“There has been a rise in Al Qaeda activity along the border. There has been some increase in U.S. casualties. I am concerned about it, but I’m not as concerned as I am about Iraq today, obviously, or I’d be talking about Afghanistan. But I believe that if Karzai can make the progress that he is making, that — in the long term, we may muddle through in Afghanistan.”

Tax Hikes:
Senator John McCain charged that Senator Obama voted “to increase taxes on people who make as low as $42,000 a year.”

Mr. Obama interjected, “That’s not true, John. That’ s not true.” Mr. McCain’s claim has been called “simply false” by the nonpartisan

It is based on Mr. Obama’s vote for Senate Democrats’ nonbinding budget resolution for fiscal 2009 that assumed all of President Bush’s 2001 tax cuts would expire as scheduled in 2010. But Mr. Obama has promised that he would retain all Bush tax cuts for families making less than $250,000 a year. Mr. Obama has proposed other tax breaks for the middle class as well. The nonpartisan Tax Policy Center has concluded that 95 percent of families with children would get a tax break under Mr. Obama’s plan, significantly more than under Mr. McCain.

Fannie and Freddie:
Senator John McCain said tonight that he “warned about Fannie Mae and Freddie Mac,” echoing some of his recent comments in which he portrayed himself as sounding the alarm about the impending financial crisis.

Mr. McCain was referring to his decision in 2006 to sign on as a co-sponsor of a Senate bill that would have overhauled regulations governing Fannie Mae and Freddie Mac. But the legislation was introduced more than 16 months earlier, and the debate over the issue had been going on for some time. He also only added his name to the measure after an oversight agency issued a long report condemning practices at Fannie Mae.

Nuclear Reactors and Jobs: In the debate, as in his campaign speeches, Mr. McCain said that the program to build 45 nuclear reactors that he favors would “provide 700,000 jobs for American workers.” But scientists, industry analysts and other experts, including advocates of nuclear power, offer much more modest figures, noting that a good deal of the heavy foundry work, for instance, would have to be done overseas.

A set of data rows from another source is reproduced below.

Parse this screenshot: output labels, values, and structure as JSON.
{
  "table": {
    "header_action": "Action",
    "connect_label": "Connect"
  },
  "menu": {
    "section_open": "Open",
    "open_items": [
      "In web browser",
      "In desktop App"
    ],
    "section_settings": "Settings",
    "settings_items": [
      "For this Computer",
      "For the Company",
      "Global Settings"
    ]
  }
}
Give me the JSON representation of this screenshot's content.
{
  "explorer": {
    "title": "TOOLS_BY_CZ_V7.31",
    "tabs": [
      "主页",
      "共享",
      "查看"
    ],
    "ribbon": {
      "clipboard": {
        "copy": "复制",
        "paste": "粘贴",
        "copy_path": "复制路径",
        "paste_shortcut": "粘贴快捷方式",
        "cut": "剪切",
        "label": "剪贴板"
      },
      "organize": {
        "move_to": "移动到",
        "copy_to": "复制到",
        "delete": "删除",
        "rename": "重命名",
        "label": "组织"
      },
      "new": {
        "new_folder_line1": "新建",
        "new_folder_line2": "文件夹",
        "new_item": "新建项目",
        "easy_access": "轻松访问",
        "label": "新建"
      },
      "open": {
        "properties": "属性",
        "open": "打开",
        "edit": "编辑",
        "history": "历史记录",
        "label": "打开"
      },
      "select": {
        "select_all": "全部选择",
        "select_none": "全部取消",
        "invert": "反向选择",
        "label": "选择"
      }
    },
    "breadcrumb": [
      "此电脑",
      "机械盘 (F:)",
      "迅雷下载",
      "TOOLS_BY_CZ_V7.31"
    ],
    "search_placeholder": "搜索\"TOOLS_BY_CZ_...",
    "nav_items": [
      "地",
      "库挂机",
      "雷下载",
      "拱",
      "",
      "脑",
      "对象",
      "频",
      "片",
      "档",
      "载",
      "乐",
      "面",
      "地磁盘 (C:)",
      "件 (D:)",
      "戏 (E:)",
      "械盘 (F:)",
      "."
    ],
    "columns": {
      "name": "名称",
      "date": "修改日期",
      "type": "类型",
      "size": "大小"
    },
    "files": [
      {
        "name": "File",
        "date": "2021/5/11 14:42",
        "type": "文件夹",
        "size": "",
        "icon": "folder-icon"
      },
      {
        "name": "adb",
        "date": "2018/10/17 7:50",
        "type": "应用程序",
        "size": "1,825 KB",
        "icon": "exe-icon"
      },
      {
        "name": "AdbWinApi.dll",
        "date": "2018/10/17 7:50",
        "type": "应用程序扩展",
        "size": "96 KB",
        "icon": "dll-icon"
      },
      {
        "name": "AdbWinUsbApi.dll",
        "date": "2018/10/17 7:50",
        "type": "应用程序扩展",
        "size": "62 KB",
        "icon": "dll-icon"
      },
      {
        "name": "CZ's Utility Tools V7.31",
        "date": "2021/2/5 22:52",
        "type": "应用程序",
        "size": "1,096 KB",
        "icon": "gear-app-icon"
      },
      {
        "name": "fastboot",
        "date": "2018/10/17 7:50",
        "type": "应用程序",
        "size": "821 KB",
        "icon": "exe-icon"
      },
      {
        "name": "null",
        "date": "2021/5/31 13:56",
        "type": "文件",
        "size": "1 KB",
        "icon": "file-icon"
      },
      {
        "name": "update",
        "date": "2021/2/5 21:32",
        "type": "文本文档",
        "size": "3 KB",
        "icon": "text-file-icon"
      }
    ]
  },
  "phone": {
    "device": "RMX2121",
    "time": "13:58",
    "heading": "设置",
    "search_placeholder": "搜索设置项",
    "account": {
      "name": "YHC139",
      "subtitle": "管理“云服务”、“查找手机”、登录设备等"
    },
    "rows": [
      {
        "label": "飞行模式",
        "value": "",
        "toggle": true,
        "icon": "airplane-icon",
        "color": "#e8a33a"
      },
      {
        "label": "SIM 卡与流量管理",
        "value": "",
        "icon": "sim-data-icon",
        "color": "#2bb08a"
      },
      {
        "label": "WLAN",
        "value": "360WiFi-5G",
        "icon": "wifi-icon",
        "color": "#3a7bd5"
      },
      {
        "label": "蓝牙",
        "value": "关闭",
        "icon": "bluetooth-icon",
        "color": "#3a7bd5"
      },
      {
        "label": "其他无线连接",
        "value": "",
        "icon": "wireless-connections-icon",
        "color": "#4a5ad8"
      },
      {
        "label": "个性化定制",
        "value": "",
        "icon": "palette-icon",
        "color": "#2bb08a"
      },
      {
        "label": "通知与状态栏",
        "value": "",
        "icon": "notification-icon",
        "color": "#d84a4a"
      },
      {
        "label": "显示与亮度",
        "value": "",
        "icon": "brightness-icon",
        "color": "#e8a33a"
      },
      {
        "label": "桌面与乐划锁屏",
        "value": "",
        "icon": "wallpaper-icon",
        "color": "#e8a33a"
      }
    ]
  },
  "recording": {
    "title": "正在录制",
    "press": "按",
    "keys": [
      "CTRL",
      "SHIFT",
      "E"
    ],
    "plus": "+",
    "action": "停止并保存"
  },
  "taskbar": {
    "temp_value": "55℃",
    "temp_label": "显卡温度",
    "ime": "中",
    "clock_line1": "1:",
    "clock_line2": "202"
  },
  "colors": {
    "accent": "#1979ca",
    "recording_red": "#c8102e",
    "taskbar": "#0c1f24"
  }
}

Patrick Moore, a founder of Greenpeace who is now co-chairman of the Clean and Safe Energy Coalition, a pro-nuclear group, estimated that each reactor project would generate between 3,000 and 4,000 jobs during the construction phase and up to 800 permanent jobs once in operation. Asked to provide a ballpark figure on employment if all 45 reactors were to be built, he responded “225,000 good union jobs that you can support a family on.”

Senator Obama also talked about reducing oil dependence with wind and solar power, but making that work would require a new battery technology that is not certain to develop.